Unanimous here, it was Armando Galarraga‘s one-hit shutout of the Indians. Or perfect game, whichever you and MLB want to call it. Sure there has been nothing but praise heaped on the show of dignity and sportsmanship by Jim Joyce and Galarraga in the wake of that game, but the fact remains that Joyce stole a chance at history from Galarraga. Just brutal. –Me
Worst Facial Hair
This one has to go to Ryan Perry. I hate the chinstrap on anyone, but Perry makes it look even more douchey than a frat boy. Perhaps if he were to try something new he might pitch better.
Worst Arm Tattoos
Jeremy Bonderman wins this in a shocking turn of events, as most assumed we’d never see anything worse that Brandon Inge‘s ink. He’s been a pleasant surprise on the mound this year, though, so maybe they worked.
There sure was a lot of talk last night about the passing of George Steinbrenner and Bob Sheppard this week. Not to take anything away from either man, but would it have killed someone at Fox to mention Ernie Harwell? I guess so. But we here at MCB will continue to mourn the loss of our voice, our friend. I asked Matt and Zac to add their thoughts here as they weren’t with the site when Ernie passed away.
“As I have reflected upon Ernie Harwell’s life and legacy, all I can say about him is he was a truly awe-inspiring individual. While Ernie was with us, we were separated from the history of the game by only one degree; he was our link to the past. Here was a man who had interview Ty Cobb, he had called games including Jackie Robinson, Willie Mays, and Al Kaline, but one must look past the baseball world to see why Ernie was such an-inspiring man. He carried with him, and in him, all of the virtues that I want to posess. He wasn’t just a great baseball man; he was a great man. He was caring, he was faithful, he was humble, and he was kind. You can’t find an interview in which he didn’t mention how much he loved his wife, thank the fans for their support and affection, and praise the Lord for his blessings and gifts. I’ll miss Ernie because of his baseball mind, yes, and because he was our friend and icon, sure, but I’ll miss him most of all because he was a great role model.” –Matt

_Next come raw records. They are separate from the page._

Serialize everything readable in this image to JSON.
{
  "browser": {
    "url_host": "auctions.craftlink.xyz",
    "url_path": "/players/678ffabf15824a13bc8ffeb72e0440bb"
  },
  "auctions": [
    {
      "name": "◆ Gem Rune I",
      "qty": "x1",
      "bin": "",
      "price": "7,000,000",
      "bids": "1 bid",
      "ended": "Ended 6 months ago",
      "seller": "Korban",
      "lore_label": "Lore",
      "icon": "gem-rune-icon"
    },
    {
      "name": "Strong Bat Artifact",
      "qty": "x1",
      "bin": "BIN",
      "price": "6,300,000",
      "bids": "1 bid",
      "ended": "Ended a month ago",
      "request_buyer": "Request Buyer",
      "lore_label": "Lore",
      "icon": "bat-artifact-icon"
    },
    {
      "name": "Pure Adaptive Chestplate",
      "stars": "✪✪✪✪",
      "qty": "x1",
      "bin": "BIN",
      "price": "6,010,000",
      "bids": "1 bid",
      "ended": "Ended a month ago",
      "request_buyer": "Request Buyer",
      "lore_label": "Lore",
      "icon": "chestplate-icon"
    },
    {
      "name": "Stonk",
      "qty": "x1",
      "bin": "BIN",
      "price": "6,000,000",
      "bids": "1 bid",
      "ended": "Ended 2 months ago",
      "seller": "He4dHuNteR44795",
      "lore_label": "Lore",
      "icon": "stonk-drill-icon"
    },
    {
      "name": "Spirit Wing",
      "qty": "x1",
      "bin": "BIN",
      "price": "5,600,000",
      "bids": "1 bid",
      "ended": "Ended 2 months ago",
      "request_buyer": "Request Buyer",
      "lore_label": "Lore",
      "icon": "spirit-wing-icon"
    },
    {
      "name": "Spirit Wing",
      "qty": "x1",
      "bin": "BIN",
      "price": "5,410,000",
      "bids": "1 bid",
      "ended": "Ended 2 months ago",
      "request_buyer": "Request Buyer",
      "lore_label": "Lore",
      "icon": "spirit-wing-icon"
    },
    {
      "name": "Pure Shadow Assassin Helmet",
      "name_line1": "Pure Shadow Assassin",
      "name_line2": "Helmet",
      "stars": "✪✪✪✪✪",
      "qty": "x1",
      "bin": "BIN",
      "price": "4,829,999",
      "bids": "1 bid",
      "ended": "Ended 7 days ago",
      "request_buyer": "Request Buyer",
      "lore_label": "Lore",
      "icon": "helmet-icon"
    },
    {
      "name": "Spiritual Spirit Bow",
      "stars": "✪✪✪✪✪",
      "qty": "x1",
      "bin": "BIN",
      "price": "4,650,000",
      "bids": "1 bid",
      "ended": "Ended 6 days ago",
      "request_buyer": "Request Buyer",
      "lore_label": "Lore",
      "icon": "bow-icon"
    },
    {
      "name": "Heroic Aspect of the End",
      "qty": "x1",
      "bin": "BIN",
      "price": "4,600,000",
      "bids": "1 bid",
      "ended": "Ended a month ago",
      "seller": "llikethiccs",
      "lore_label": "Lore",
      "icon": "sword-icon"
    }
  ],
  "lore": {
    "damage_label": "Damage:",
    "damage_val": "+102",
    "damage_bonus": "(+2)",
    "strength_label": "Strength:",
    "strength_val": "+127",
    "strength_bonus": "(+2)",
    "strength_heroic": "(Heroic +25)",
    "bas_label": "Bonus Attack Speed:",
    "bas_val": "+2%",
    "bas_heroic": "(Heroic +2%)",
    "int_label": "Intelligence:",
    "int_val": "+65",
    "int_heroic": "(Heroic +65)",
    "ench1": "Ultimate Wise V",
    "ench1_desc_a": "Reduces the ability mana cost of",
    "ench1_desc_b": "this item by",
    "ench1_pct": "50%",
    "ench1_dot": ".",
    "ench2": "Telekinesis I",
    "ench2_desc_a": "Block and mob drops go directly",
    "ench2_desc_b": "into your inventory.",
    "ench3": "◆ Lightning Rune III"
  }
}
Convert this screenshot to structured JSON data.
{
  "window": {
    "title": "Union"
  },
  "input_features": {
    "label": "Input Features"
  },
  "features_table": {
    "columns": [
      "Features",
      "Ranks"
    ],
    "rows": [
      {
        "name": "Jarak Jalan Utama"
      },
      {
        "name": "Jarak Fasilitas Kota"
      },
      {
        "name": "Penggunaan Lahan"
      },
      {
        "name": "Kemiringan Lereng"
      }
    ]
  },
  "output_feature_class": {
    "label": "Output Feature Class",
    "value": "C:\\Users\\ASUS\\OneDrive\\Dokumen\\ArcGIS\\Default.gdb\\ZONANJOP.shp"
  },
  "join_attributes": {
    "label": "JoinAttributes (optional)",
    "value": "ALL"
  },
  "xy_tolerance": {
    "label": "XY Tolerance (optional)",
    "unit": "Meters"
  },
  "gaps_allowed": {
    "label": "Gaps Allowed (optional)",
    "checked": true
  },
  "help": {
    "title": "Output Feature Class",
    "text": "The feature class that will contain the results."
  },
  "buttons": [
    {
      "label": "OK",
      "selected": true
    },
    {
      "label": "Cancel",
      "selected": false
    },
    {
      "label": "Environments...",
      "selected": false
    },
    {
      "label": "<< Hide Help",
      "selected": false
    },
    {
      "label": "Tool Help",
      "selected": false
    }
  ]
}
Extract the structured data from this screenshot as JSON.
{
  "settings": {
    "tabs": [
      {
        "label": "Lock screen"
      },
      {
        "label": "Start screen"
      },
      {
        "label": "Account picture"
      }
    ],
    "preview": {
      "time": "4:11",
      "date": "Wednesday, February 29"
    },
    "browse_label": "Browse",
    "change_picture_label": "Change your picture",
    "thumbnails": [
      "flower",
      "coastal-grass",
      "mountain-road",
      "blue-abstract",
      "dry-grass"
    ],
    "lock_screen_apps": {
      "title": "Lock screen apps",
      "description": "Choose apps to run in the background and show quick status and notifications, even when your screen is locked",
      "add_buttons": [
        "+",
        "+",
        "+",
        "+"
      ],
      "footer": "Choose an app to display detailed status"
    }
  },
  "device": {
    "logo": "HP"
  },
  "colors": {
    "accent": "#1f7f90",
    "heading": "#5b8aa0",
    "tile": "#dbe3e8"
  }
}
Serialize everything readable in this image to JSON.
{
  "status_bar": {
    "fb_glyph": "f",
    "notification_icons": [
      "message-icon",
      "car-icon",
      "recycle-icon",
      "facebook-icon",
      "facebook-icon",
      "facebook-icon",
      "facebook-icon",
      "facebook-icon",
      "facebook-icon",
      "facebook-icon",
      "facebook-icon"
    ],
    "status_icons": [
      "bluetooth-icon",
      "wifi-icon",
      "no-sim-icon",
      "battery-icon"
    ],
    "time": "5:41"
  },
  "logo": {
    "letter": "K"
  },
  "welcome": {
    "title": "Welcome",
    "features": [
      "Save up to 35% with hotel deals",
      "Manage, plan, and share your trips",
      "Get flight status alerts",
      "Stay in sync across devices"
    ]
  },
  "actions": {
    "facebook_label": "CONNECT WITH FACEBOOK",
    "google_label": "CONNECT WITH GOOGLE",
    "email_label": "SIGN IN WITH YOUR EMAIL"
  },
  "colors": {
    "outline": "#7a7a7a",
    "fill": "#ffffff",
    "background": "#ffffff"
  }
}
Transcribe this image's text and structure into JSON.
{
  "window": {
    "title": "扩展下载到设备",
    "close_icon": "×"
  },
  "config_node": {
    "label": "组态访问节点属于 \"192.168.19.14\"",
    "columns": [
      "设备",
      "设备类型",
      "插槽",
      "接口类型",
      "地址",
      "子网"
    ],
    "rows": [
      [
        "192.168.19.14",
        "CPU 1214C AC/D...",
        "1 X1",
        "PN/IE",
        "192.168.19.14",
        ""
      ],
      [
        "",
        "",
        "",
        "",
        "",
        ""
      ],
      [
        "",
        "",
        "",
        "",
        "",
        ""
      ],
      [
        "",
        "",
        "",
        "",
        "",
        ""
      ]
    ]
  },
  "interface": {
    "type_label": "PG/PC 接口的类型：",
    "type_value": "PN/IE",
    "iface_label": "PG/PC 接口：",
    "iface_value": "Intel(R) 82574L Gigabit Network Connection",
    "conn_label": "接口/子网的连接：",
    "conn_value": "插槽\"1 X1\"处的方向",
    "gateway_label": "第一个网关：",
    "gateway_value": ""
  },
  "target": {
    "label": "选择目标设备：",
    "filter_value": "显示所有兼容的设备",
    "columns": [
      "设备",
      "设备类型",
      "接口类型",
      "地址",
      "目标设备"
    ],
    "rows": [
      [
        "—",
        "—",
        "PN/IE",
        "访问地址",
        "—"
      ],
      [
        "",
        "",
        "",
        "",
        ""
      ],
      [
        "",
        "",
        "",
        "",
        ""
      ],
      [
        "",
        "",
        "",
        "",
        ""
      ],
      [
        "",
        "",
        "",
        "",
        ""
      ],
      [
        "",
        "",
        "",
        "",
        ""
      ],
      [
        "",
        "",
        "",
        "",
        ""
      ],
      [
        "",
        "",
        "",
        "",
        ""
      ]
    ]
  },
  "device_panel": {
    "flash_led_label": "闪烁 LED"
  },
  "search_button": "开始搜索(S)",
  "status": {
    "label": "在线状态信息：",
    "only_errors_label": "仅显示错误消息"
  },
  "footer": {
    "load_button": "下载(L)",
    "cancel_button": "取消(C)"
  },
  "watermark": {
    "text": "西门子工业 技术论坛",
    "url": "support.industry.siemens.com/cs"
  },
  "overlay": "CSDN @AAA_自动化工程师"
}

“Ernie Harwell meant a lot to me because he bridged generations. Grandparents, parents, and kids all have their favorite players and memories of their generation but Ernie Harwell was a constant thread woven through them all. He is the one part of Tigers history that we could all share and be proud of because of what he did and how he did it.” –Zac